Failure of Dextroamphetamine Sulfate to Influence Eating and Sleeping Patterns in Obese Schizophrenic PatientsClinical and Pharmacological Significance

Author Affiliations

From the Department of Pharmacology, Cornell University Medical College, New York (Dr. Modell), and the Medical Service, Franklin D. Roosevelt Veterans Administration Hospital, Montrose, NY (Dr. Hussar).

JAMA. 1965;193(4):275-278. doi:10.1001/jama.1965.03090040019006

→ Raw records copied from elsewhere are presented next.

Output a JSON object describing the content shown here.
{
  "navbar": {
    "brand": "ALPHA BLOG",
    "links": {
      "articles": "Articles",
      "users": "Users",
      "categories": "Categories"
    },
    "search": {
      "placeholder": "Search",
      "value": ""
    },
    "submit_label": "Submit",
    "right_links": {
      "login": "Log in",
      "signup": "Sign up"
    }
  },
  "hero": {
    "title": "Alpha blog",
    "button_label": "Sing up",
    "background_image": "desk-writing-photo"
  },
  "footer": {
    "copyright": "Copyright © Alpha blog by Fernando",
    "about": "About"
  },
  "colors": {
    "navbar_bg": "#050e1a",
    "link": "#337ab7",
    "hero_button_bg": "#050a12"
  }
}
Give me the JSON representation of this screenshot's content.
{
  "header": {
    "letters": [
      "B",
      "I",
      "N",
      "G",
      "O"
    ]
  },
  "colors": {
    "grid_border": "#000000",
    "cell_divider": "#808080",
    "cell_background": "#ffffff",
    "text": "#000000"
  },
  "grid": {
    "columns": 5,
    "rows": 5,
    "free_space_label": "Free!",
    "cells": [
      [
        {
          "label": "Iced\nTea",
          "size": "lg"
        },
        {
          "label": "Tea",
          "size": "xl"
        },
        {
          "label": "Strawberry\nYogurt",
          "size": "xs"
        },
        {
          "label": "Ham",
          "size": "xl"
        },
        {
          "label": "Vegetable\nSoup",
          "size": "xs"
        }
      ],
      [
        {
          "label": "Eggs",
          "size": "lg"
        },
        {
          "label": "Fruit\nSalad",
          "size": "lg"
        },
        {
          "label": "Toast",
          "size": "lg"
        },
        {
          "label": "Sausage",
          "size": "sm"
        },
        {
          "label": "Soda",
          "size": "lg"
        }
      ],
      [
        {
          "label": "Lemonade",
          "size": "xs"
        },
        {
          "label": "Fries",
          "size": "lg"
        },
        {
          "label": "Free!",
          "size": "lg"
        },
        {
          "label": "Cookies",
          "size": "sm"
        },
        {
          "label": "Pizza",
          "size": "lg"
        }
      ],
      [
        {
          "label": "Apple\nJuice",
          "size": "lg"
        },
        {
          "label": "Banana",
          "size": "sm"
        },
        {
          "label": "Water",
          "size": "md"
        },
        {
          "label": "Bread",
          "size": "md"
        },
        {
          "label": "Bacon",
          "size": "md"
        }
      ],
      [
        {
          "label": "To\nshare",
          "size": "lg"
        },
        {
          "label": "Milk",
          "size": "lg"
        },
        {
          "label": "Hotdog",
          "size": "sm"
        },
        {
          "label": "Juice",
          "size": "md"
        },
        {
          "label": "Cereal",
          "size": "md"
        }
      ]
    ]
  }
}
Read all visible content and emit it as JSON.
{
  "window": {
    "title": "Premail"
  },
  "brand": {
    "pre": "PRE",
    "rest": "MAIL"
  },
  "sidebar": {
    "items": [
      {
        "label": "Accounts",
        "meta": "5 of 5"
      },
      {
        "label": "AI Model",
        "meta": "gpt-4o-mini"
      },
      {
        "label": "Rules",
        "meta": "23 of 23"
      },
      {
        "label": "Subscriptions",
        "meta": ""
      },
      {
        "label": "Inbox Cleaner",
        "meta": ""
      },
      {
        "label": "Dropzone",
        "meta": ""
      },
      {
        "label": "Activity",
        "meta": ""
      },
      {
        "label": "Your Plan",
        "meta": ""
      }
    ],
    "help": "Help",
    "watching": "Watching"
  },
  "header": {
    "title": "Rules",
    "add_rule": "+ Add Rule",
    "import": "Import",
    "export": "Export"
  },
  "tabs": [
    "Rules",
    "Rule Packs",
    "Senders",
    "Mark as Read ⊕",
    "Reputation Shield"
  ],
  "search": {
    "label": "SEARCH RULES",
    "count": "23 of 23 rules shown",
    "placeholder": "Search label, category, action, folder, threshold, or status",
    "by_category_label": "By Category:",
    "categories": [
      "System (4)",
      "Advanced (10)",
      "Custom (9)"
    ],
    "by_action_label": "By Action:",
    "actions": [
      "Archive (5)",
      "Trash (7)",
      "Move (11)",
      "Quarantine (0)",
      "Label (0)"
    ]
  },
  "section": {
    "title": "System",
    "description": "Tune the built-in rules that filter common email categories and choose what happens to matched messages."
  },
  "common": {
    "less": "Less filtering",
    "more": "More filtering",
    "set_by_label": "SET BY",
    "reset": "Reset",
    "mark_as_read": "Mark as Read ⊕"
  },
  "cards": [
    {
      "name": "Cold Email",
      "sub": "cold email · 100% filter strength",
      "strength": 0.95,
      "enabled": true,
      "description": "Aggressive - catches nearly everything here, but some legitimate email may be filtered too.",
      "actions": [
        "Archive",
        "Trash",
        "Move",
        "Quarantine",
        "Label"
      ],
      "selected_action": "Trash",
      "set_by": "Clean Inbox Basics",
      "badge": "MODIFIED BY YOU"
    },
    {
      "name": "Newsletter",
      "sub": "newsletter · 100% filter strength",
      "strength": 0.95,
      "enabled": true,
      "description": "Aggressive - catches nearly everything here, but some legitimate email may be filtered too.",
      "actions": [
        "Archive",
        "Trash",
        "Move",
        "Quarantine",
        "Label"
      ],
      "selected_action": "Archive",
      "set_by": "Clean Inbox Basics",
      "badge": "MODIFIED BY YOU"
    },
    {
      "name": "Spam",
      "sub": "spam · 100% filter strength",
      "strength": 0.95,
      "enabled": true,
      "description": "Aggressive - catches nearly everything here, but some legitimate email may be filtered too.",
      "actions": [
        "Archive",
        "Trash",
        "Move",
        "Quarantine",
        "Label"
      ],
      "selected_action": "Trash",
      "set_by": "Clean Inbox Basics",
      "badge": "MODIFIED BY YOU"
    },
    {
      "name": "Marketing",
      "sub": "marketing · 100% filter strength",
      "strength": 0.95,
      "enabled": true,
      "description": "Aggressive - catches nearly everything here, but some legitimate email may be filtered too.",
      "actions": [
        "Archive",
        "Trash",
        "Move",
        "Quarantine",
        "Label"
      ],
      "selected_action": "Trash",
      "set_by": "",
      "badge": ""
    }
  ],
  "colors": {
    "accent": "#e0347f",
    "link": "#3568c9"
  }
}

Data have been accumulated which indicate that in the obese schizophrenic population, dextroamphetamine sulfate (Dexadrine) has little or no effect on eating or sleeping patterns. In contrast to findings in a large literature on the nonschizophrenic obese patient, the obese schizophrenic population differs from them in these parameters of pharmacological effect. The failure of dextroamphetamine to influence either appetite or sleep in a schizophrenic population is put forward as negative evidence in support of an earlier postulation that these two effects of the anorectic amphetamine congeners are probably inseparable because they are the result of the same pharmacological action, and in support of the view that amphetamine congeners useful in the treatment of obesity will tend to cause insomnia and all the other undesirable effects attributable to central stimulation in proportion to their anorectic potency.